·     Configuration Control Board
The PACS system typically interfaces with a Radiology Information System (RIS), Voice Recognition System (VR), the Electronic Health Record system (EMR) and acquisition modalities. As such, it is important that the people managing these systems and devices communicate regularly. These groups of people make up a “configuration control board,” and are responsible for planning events that will collectively affect their system(s), or device(s). They discuss the potential impact of any new addition or change to their system (or device), and how it may result in a functionality issue with another system (or device).

·     Preventive Maintenance
Preventive maintenance drastically reduces problems and issues with the PACS system. Several components comprise preventive maintenance and can be managed with a simple checklist. Monitoring image quality among modalities, workstations, and printers; checking unresolved study queues; making sure the network is up and running; and checking critical processes such as the database, are functions commonly found on a preventive maintenance checklist.

·     General System Maintenance
This task can be described as cataloguing users, and assigning them appropriate security access. It goes hand-in-hand with the Health Insurance Portability and Accountability Act (HIPAA), which deals with patient privacy and security. Hospital employees are provided with varying degrees of access based upon their authorization level, which depends on the role in the healthcare process.

·     Modality Acceptance Testing
This activity is performed with every new piece of equipment that is added to the system. The best way to execute acceptance testing is to maintain a “shadow system” that reflects the same characteristics as the main PACS system and is basically a “mini” or test PACS. Having a fully duplicated system with reduced storage capability is critical.

·     Image Quality
Proper acquisition of an image is the first step in achieving good image quality. The skill level of an RT, whether they over- or under-expose a patient, impacts how the image appears. The patient, unbeknownst to them, also affects image quality.  Movement during an exam can contribute to “fuzziness” of an image. It is critical to be able to identify whether a “noisy” image represents a bone, tissue or organ with disease, or whether it is due to a quality issue. In this specific example, a noisy image could very well be caused by under-exposing a patient, or an image processing error. When troubleshooting an image quality issue, a PACS SA must consider all of these factors.

·     Image communication
Digital images can be transferred from a hospital to a doctor’s home or from a clinic to the main hospital using compression. Common types of compression include lossy, in which the image may lose some of it’s detail, and lossless which maintains the integrity of the image. Managing image quality through this process is important, and if a problem occurs, it needs to be determined whether it lies with the compression, or the image acquisition. The ability to determine the root of the problem is essential for a PACS SA.

·     Manage Off-line storage
Short-, mid- and long-term storage solutions, e.g. to archive images that are a few months old for immediate access, or for up to more than e.g. seven years old for access within minutes, are an essential part of the PACS system.

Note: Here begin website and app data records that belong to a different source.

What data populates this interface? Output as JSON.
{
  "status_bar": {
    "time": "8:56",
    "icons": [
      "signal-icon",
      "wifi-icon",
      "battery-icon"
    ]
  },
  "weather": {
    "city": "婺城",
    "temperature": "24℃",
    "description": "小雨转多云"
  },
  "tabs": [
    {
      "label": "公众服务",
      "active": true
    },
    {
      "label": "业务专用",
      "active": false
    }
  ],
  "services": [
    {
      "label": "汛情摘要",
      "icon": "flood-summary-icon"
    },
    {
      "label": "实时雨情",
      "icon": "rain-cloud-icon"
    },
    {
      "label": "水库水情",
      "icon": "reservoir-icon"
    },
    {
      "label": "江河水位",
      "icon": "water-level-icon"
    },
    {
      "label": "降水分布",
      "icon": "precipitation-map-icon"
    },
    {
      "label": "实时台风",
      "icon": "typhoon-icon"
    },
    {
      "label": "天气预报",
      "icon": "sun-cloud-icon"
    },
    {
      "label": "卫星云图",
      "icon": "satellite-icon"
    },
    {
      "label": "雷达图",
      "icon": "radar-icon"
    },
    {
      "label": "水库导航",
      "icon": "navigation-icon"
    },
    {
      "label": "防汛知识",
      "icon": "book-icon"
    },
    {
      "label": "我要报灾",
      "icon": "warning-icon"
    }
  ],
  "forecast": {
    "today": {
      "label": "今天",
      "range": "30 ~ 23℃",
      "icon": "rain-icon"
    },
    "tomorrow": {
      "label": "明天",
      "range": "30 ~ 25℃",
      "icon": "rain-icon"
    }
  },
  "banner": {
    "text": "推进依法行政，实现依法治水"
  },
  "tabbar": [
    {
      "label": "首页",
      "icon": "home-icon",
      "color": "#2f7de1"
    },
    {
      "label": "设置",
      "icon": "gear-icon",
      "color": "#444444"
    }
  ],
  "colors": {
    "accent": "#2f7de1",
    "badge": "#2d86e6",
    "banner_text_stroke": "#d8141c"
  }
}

In case an institution decides to have certain studies off-line, or in the cloud, the SA typically “mounts” the specific media on a reader or makes sure the images can be fetched from the remote storage depending on whether the images have to be used as comparison for a new study.

The challenging work of a PACS System Administrator has numerous and varied tasks. A PACS SA is often someone with interdisciplinary skills, the ability to multi-task, be a forward thinker, and handle crisis management well. It requires clinical, technical, training and people skills, and can be a fun and challenging job for those who are up to it.